After referring to the satisfactory progress of the society, the President referred to the very crowded state of the museum, and the necessity for more exhibiting-space to enable a proper classification of the collections on a scientific and educational plan. He then reviewed the financial position of the society, which he considered on the whole satisfactory, as it possessed very considerable endowments, and funded property that brought in an income that was secure; but still the society was mainly dependent on members' subscriptions for the maintenance of the museum. It must be borne in mind also, he said, that a museum was not a mere collection of curious things gathered together at little or no cost, or kept up by gifts or bequests of people of an antiquarian turn of mind. On the contrary, few educational institutions were more expensive in proper equipment and maintenance. The recently-acquired collection of stuffed mammals from Borneo, now exhibited, would show the value which must attach to a complete and systematic collection in natural history. These animals were taken by men subject to great risk and expense, and must be set up by artists having a perfect knowledge of the anatomy and natural appearance of the animals, as well as the requisite technical skill. But if a museum of natural-history science was costly, a technological one was far more so, and to attempt any real excellence in that direction was, he feared, beyond their present hopes. The work of the Institute during the twenty-two years of its existence was recorded in the annual volumes of the New Zealand Institute, and was, or ought to be, familiar in some degree, at least, to all members. Therefore he would not attempt any analysis of the society's work, or comparison with that of the other affiliated societies, further than to say that up to within a few years back we quite held our own, and, although our articles had latterly fallen off in numbers, they had always compared very favourably in useful matter with the whole. After referring to the high value of the work recorded in the annual volume of the Transactions of the New Zealand Institute, the President gave instances of the direct value to colonists of some of the papers, and cited the case of the scale-blight (Icerya purchasi), and the manner in which its destructive effects had been neutralized by sound entomological research, which led to the discovery and introduction of its natural enemy, Vedalia cardinalis. He next referred to the valuable nature of the Institute library, and urged that it should be made a thoroughly good reference library for all branches of scientific and technological literature, leaving the field of general literature to the public library, and of educational literature to the University library. He criticized the present education system as being too rigid, and not allowing each pupil to follow his own natural bent, and considered

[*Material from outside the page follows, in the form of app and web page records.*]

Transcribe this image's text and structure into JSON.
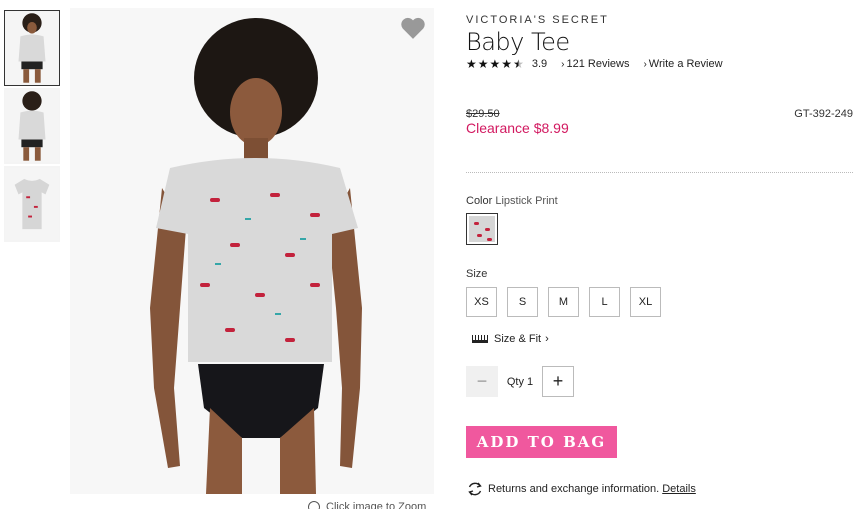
{
  "product": {
    "brand": "VICTORIA'S SECRET",
    "name": "Baby Tee",
    "rating": "3.9",
    "rating_value": 3.9,
    "reviews_link": "121 Reviews",
    "write_review_link": "Write a Review",
    "original_price": "$29.50",
    "sale_price": "Clearance $8.99",
    "sku": "GT-392-249"
  },
  "color": {
    "label": "Color",
    "selected": "Lipstick Print"
  },
  "size": {
    "label": "Size",
    "options": [
      "XS",
      "S",
      "M",
      "L",
      "XL"
    ],
    "size_fit_link": "Size & Fit"
  },
  "quantity": {
    "label": "Qty 1",
    "minus": "−",
    "plus": "+"
  },
  "cta": {
    "add_to_bag": "ADD TO BAG"
  },
  "returns": {
    "text": "Returns and exchange information.",
    "details_link": "Details"
  },
  "zoom_hint": "Click image to Zoom",
  "icons": {
    "heart": "heart-icon",
    "star": "star-icon",
    "ruler": "ruler-icon",
    "returns": "refresh-icon"
  },
  "colors": {
    "sale": "#d21960",
    "cta": "#f0589e",
    "heart": "#999999"
  }
}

that too much time was devoted to useless detail and memory-work, especially in the subject of geography. The address referred to the Maori collection in the museum, and touched on the subject of why the Maori race was stationary and even retrograde, and attributed it chiefly to their communistic habits. It then referred to some economic matters, such as the conservation of the waste-forest products, to the Tarawera eruption, and to some recent application of science to the arts, particularly to electrical engineering.